... engaging and challenging ... Oloixarac jumps into this saturnine literary tradition and adds to it an eccentric, intersectional feminist despair ... the reader is alerted to the fact that Oloixarac is abandoning any ambition to deliver an easily agreeable protagonist, an interesting goal in an age where relatability is the coin of the literary realm — though if one happens to be Latinx and/or someone who has experienced an 'evident defect,' they might find these flip accounts of their identity cringeworthy before the first chapter has ended. Nevertheless, press onward: even if the book will supply a yet richer hoard of insults, Oloixarac offers an illuminating critique of the business of literature .... The ending, and Oloixarac’s solution, is not entirely satisfactory ... What Oloixarac calls for is a heady counteroffensive against 'death,' which I stand by: writing as a commitment to people and some version of love, without descending into pabulum or cliché. Though Oloixarac herself appears skeptical or even nihilistic about the possibility of a contemporary literary culture that practices the humanistic values it often preaches, particularly when it comes to women writers of color, it bears noting that such a world does exist — you just have to look for it ... Mona’s message is often difficult to discern amid the emotive blankness and mythical creatures, but it is there, and rich, and real. We need literature that is born of a practice of recognizing others, forged in the heat of personal and emotive risk, and wrought from intimate, collective, and passionate struggle. It may be that such vaunted goals are tricky to realize within the mega-publishing houses that arise today like Ragnar’s monster, but, thankfully, there are still folks out there who love both literature and the human beings who read and write it.
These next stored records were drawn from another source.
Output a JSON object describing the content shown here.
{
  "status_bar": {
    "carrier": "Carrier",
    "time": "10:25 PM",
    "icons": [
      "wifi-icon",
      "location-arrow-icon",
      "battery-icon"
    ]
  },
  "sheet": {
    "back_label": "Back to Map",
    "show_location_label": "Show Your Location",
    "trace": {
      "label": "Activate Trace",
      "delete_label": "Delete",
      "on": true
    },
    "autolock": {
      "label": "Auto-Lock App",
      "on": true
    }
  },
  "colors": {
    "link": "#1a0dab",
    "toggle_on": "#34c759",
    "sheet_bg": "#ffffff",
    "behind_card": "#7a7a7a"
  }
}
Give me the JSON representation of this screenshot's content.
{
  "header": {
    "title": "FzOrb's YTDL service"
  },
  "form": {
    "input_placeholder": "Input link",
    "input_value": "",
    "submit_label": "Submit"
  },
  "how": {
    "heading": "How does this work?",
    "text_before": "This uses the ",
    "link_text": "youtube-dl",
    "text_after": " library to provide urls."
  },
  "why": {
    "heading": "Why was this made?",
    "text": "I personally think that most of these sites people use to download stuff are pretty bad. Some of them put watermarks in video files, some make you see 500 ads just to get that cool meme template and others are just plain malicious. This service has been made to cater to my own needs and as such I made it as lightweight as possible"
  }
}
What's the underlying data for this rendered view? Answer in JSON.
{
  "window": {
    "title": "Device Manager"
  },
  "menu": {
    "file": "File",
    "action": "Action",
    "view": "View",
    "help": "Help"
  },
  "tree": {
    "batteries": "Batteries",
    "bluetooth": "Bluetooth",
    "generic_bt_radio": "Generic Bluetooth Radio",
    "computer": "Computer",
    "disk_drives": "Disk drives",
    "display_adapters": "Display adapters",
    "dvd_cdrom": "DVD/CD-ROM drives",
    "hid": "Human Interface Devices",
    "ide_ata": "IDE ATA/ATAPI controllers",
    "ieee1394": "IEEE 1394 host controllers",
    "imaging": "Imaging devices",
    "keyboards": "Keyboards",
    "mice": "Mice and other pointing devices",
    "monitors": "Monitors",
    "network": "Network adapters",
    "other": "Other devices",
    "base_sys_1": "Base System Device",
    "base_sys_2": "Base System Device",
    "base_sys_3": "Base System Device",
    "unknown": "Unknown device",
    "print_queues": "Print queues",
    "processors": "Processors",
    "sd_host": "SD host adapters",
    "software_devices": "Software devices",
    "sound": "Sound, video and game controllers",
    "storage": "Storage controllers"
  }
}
Mona [...] leans wholeheartedly on crime fiction. Oloixarac is an exuberant genre-blender ... Mona reads like Rachel Cusk’s Kudos on drugs ... Mona is, for example, both resilient and hedonistic—or rather, she’s resilient through hedonism ... Mona’s theorizing could put some readers off, or make them long for Elmore Leonard’s snappy, comic crime writing ... But the novel’s headier passages nonetheless do important work, helping Mona slowly explain to herself, then accept, her complicated reactions to her rape and her vulnerability as a woman. This nuanced acceptance helps Mona succeed. So does Oloixarac’s genre-mixing, which leads to originality of thought and technique. If her novel’s abstractions are extremely literary, its acknowledgment that total safety isn’t achievable owes a debt to generations of crime fiction.
There are provocative presentations on the state of literature; erotic interludes; and drunken proclamations about the nature of art—all tied together by nothing more than Mona’s memories and desires. It ends with a truly out-of-left-field sequence and a brutally intimate revelation that doesn’t feel wholly earned by the 200 pages that precede it. Lucky, then, that Oloixarac is so damn funny and insightful that Mona is rewarding nonetheless ... This may be a structurally minor work compared with her previous novel, but Oloixarac has profound things to say, and a great many of ways of saying them.